> **DIRECTIONS FOR THIS TASK**
Starting with the line in which "Parse this screenshot: output" appears, give back every line exactly as written until the listing ends, excluding pictures.

> **THE INPUT**

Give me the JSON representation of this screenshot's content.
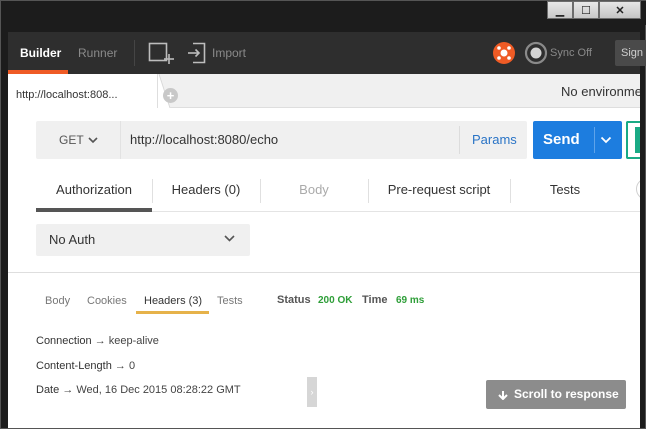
{
  "window": {
    "controls": {
      "minimize": "▁",
      "maximize": "☐",
      "close": "✕"
    }
  },
  "header": {
    "tabs": [
      {
        "label": "Builder",
        "active": true
      },
      {
        "label": "Runner",
        "active": false
      }
    ],
    "import_label": "Import",
    "sync_label": "Sync Off",
    "signin_label": "Sign"
  },
  "request_tabs": [
    {
      "label": "http://localhost:808..."
    }
  ],
  "environment": {
    "selected": "No environme"
  },
  "request": {
    "method": "GET",
    "url": "http://localhost:8080/echo",
    "params_label": "Params",
    "send_label": "Send"
  },
  "subtabs": [
    {
      "label": "Authorization",
      "active": true,
      "disabled": false
    },
    {
      "label": "Headers (0)",
      "active": false,
      "disabled": false
    },
    {
      "label": "Body",
      "active": false,
      "disabled": true
    },
    {
      "label": "Pre-request script",
      "active": false,
      "disabled": false
    },
    {
      "label": "Tests",
      "active": false,
      "disabled": false
    }
  ],
  "auth": {
    "selected": "No Auth"
  },
  "response": {
    "tabs": [
      {
        "label": "Body",
        "active": false
      },
      {
        "label": "Cookies",
        "active": false
      },
      {
        "label": "Headers (3)",
        "active": true
      },
      {
        "label": "Tests",
        "active": false
      }
    ],
    "status_label": "Status",
    "status_value": "200 OK",
    "time_label": "Time",
    "time_value": "69 ms",
    "headers": [
      {
        "key": "Connection",
        "value": "keep-alive"
      },
      {
        "key": "Content-Length",
        "value": "0"
      },
      {
        "key": "Date",
        "value": "Wed, 16 Dec 2015 08:28:22 GMT"
      }
    ],
    "arrow": "→",
    "collapse_glyph": "›",
    "scroll_label": "Scroll to response"
  },
  "colors": {
    "accent": "#ef5b25",
    "send": "#1d7ddf",
    "status_ok": "#2e9e38",
    "response_tab_underline": "#e6b24a",
    "link": "#2a74c6"
  },
  "icons": [
    "new-window-icon",
    "import-icon",
    "interceptor-icon",
    "sync-icon",
    "chevron-down-icon",
    "caret-down-icon",
    "plus-icon",
    "arrow-down-icon"
  ]
}
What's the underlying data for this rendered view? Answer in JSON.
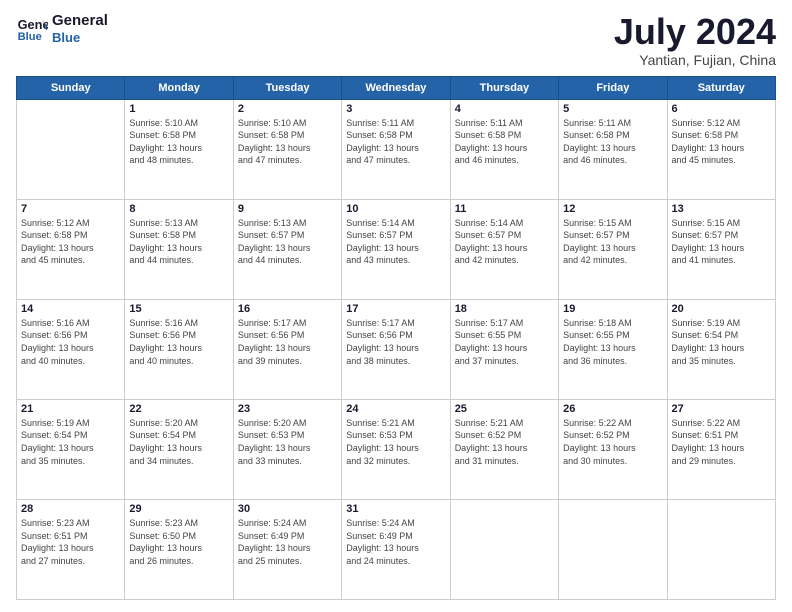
{
  "header": {
    "logo_line1": "General",
    "logo_line2": "Blue",
    "month_title": "July 2024",
    "subtitle": "Yantian, Fujian, China"
  },
  "days_of_week": [
    "Sunday",
    "Monday",
    "Tuesday",
    "Wednesday",
    "Thursday",
    "Friday",
    "Saturday"
  ],
  "weeks": [
    [
      {
        "day": "",
        "info": ""
      },
      {
        "day": "1",
        "info": "Sunrise: 5:10 AM\nSunset: 6:58 PM\nDaylight: 13 hours\nand 48 minutes."
      },
      {
        "day": "2",
        "info": "Sunrise: 5:10 AM\nSunset: 6:58 PM\nDaylight: 13 hours\nand 47 minutes."
      },
      {
        "day": "3",
        "info": "Sunrise: 5:11 AM\nSunset: 6:58 PM\nDaylight: 13 hours\nand 47 minutes."
      },
      {
        "day": "4",
        "info": "Sunrise: 5:11 AM\nSunset: 6:58 PM\nDaylight: 13 hours\nand 46 minutes."
      },
      {
        "day": "5",
        "info": "Sunrise: 5:11 AM\nSunset: 6:58 PM\nDaylight: 13 hours\nand 46 minutes."
      },
      {
        "day": "6",
        "info": "Sunrise: 5:12 AM\nSunset: 6:58 PM\nDaylight: 13 hours\nand 45 minutes."
      }
    ],
    [
      {
        "day": "7",
        "info": "Sunrise: 5:12 AM\nSunset: 6:58 PM\nDaylight: 13 hours\nand 45 minutes."
      },
      {
        "day": "8",
        "info": "Sunrise: 5:13 AM\nSunset: 6:58 PM\nDaylight: 13 hours\nand 44 minutes."
      },
      {
        "day": "9",
        "info": "Sunrise: 5:13 AM\nSunset: 6:57 PM\nDaylight: 13 hours\nand 44 minutes."
      },
      {
        "day": "10",
        "info": "Sunrise: 5:14 AM\nSunset: 6:57 PM\nDaylight: 13 hours\nand 43 minutes."
      },
      {
        "day": "11",
        "info": "Sunrise: 5:14 AM\nSunset: 6:57 PM\nDaylight: 13 hours\nand 42 minutes."
      },
      {
        "day": "12",
        "info": "Sunrise: 5:15 AM\nSunset: 6:57 PM\nDaylight: 13 hours\nand 42 minutes."
      },
      {
        "day": "13",
        "info": "Sunrise: 5:15 AM\nSunset: 6:57 PM\nDaylight: 13 hours\nand 41 minutes."
      }
    ],
    [
      {
        "day": "14",
        "info": "Sunrise: 5:16 AM\nSunset: 6:56 PM\nDaylight: 13 hours\nand 40 minutes."
      },
      {
        "day": "15",
        "info": "Sunrise: 5:16 AM\nSunset: 6:56 PM\nDaylight: 13 hours\nand 40 minutes."
      },
      {
        "day": "16",
        "info": "Sunrise: 5:17 AM\nSunset: 6:56 PM\nDaylight: 13 hours\nand 39 minutes."
      },
      {
        "day": "17",
        "info": "Sunrise: 5:17 AM\nSunset: 6:56 PM\nDaylight: 13 hours\nand 38 minutes."
      },
      {
        "day": "18",
        "info": "Sunrise: 5:17 AM\nSunset: 6:55 PM\nDaylight: 13 hours\nand 37 minutes."
      },
      {
        "day": "19",
        "info": "Sunrise: 5:18 AM\nSunset: 6:55 PM\nDaylight: 13 hours\nand 36 minutes."
      },
      {
        "day": "20",
        "info": "Sunrise: 5:19 AM\nSunset: 6:54 PM\nDaylight: 13 hours\nand 35 minutes."
      }
    ],
    [
      {
        "day": "21",
        "info": "Sunrise: 5:19 AM\nSunset: 6:54 PM\nDaylight: 13 hours\nand 35 minutes."
      },
      {
        "day": "22",
        "info": "Sunrise: 5:20 AM\nSunset: 6:54 PM\nDaylight: 13 hours\nand 34 minutes."
      },
      {
        "day": "23",
        "info": "Sunrise: 5:20 AM\nSunset: 6:53 PM\nDaylight: 13 hours\nand 33 minutes."
      },
      {
        "day": "24",
        "info": "Sunrise: 5:21 AM\nSunset: 6:53 PM\nDaylight: 13 hours\nand 32 minutes."
      },
      {
        "day": "25",
        "info": "Sunrise: 5:21 AM\nSunset: 6:52 PM\nDaylight: 13 hours\nand 31 minutes."
      },
      {
        "day": "26",
        "info": "Sunrise: 5:22 AM\nSunset: 6:52 PM\nDaylight: 13 hours\nand 30 minutes."
      },
      {
        "day": "27",
        "info": "Sunrise: 5:22 AM\nSunset: 6:51 PM\nDaylight: 13 hours\nand 29 minutes."
      }
    ],
    [
      {
        "day": "28",
        "info": "Sunrise: 5:23 AM\nSunset: 6:51 PM\nDaylight: 13 hours\nand 27 minutes."
      },
      {
        "day": "29",
        "info": "Sunrise: 5:23 AM\nSunset: 6:50 PM\nDaylight: 13 hours\nand 26 minutes."
      },
      {
        "day": "30",
        "info": "Sunrise: 5:24 AM\nSunset: 6:49 PM\nDaylight: 13 hours\nand 25 minutes."
      },
      {
        "day": "31",
        "info": "Sunrise: 5:24 AM\nSunset: 6:49 PM\nDaylight: 13 hours\nand 24 minutes."
      },
      {
        "day": "",
        "info": ""
      },
      {
        "day": "",
        "info": ""
      },
      {
        "day": "",
        "info": ""
      }
    ]
  ]
}
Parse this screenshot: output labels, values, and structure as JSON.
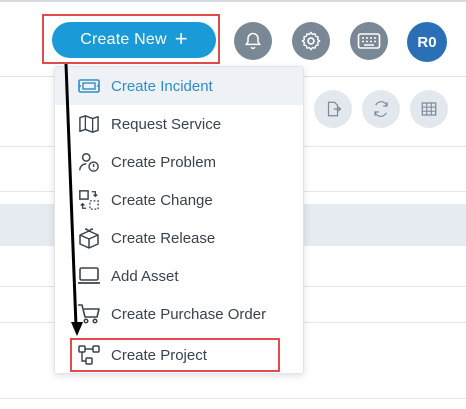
{
  "header": {
    "create_new_label": "Create New",
    "create_new_plus": "+",
    "avatar_initials": "R0",
    "icons": [
      "bell-icon",
      "gear-icon",
      "keyboard-icon"
    ]
  },
  "toolbar": {
    "icons": [
      "export-icon",
      "refresh-icon",
      "grid-icon"
    ]
  },
  "menu": {
    "items": [
      {
        "label": "Create Incident",
        "icon": "incident-icon",
        "active": true
      },
      {
        "label": "Request Service",
        "icon": "map-icon"
      },
      {
        "label": "Create Problem",
        "icon": "problem-icon"
      },
      {
        "label": "Create Change",
        "icon": "change-icon"
      },
      {
        "label": "Create Release",
        "icon": "release-icon"
      },
      {
        "label": "Add Asset",
        "icon": "asset-icon"
      },
      {
        "label": "Create Purchase Order",
        "icon": "cart-icon"
      },
      {
        "label": "Create Project",
        "icon": "project-icon",
        "highlighted": true
      }
    ]
  },
  "colors": {
    "primary": "#1a9ad6",
    "highlight_border": "#e24b4b",
    "icon_bg": "#7a8794",
    "avatar_bg": "#2b6fb6",
    "active_text": "#2f8cc9"
  }
}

> **ANSWER AREA**
Parse this screenshot: output labels, values, and structure as JSON.
{
  "header": {
    "create_new_label": "Create New",
    "create_new_plus": "+",
    "avatar_initials": "R0",
    "icons": [
      "bell-icon",
      "gear-icon",
      "keyboard-icon"
    ]
  },
  "toolbar": {
    "icons": [
      "export-icon",
      "refresh-icon",
      "grid-icon"
    ]
  },
  "menu": {
    "items": [
      {
        "label": "Create Incident",
        "icon": "incident-icon",
        "active": true
      },
      {
        "label": "Request Service",
        "icon": "map-icon"
      },
      {
        "label": "Create Problem",
        "icon": "problem-icon"
      },
      {
        "label": "Create Change",
        "icon": "change-icon"
      },
      {
        "label": "Create Release",
        "icon": "release-icon"
      },
      {
        "label": "Add Asset",
        "icon": "asset-icon"
      },
      {
        "label": "Create Purchase Order",
        "icon": "cart-icon"
      },
      {
        "label": "Create Project",
        "icon": "project-icon",
        "highlighted": true
      }
    ]
  },
  "colors": {
    "primary": "#1a9ad6",
    "highlight_border": "#e24b4b",
    "icon_bg": "#7a8794",
    "avatar_bg": "#2b6fb6",
    "active_text": "#2f8cc9"
  }
}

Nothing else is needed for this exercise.